Growing naturally in the wild, purposely planted hedges have a different appearance in terms of symmetry and levelled surfaces, as they are regularly tended to, especially in urban areas. Hedges tend to border people’s gardens, providing, aside from a neat appearance of rich vegetation, shading to other plants which require it.
Many hedges planted in or around gardens are evergreen, such as the box hedge, Griselinia littoralis or cherry laurel, which means they never wither and preserve their lively appearance throughout the four seasons, even during the harshest winters. Other species, such as beech, hibernate throughout the cold season and are revived again in spring, many producing beautiful and fragrant flowers. Berry shrubs are very recommended as well and require little maintenance, annually producing fruit which is very sought after. Blackberries, blueberries and red currants are among the favourites of growers and endeared by children.
Hedges are also commonly classed as formal or informal, formal ones encompassing those located on properties of public interest. The level of maintenance depends on the type and utility of the hedge; berry shrubs for instance are grown for their fruit, whilst evergreen hedges are kept for ornamental purposes and are therefore trimmed regularly in order to be kept compact, dense and tidy. Hedges can be trimmed with a variety of devices:

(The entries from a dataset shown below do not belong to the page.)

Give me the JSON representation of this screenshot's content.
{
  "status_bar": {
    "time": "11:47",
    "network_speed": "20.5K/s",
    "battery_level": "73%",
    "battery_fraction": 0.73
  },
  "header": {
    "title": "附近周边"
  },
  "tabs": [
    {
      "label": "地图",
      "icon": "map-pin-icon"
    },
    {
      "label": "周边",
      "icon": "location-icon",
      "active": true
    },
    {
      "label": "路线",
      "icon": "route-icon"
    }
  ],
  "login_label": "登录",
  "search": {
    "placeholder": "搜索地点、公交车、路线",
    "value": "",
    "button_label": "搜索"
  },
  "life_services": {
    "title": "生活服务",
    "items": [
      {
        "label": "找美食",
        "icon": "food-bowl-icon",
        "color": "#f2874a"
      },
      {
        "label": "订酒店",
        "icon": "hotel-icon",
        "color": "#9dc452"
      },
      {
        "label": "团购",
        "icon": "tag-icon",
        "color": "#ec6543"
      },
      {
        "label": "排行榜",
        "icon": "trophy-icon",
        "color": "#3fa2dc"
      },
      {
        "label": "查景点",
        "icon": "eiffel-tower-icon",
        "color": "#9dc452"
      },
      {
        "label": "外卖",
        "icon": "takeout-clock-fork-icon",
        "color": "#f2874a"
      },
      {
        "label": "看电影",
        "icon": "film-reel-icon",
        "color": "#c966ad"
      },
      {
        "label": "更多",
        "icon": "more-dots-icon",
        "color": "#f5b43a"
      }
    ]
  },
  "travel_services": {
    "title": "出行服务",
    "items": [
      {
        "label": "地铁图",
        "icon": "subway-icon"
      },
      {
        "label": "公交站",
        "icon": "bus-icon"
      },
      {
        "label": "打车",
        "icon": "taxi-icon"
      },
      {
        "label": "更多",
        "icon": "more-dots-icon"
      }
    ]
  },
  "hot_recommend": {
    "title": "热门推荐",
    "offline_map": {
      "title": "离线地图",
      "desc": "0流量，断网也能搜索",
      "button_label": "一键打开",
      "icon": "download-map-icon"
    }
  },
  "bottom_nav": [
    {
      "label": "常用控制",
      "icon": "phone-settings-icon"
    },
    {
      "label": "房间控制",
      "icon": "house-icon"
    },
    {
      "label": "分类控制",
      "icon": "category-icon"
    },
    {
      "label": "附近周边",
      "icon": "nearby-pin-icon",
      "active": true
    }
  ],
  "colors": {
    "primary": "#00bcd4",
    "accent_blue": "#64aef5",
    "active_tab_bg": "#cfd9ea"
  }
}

- Shears, manually operated, used for simple jobs and informal hedges.
- Automated trimmers, which can be electrical or gasoline powered.
- Tractor-mounted hedge trimmers.
Tractor-mounted hedge trimmers are used for very tall hedges; alternatively, telescopic shears can be used, as their handles allow reaching awkward locations. Also, although said to be les powerful, electrical trimmers seemed to be preferred by customers to gasoline powered types, as they are easier to manoeuver due to their lighter constitution and they cause less pollution as well.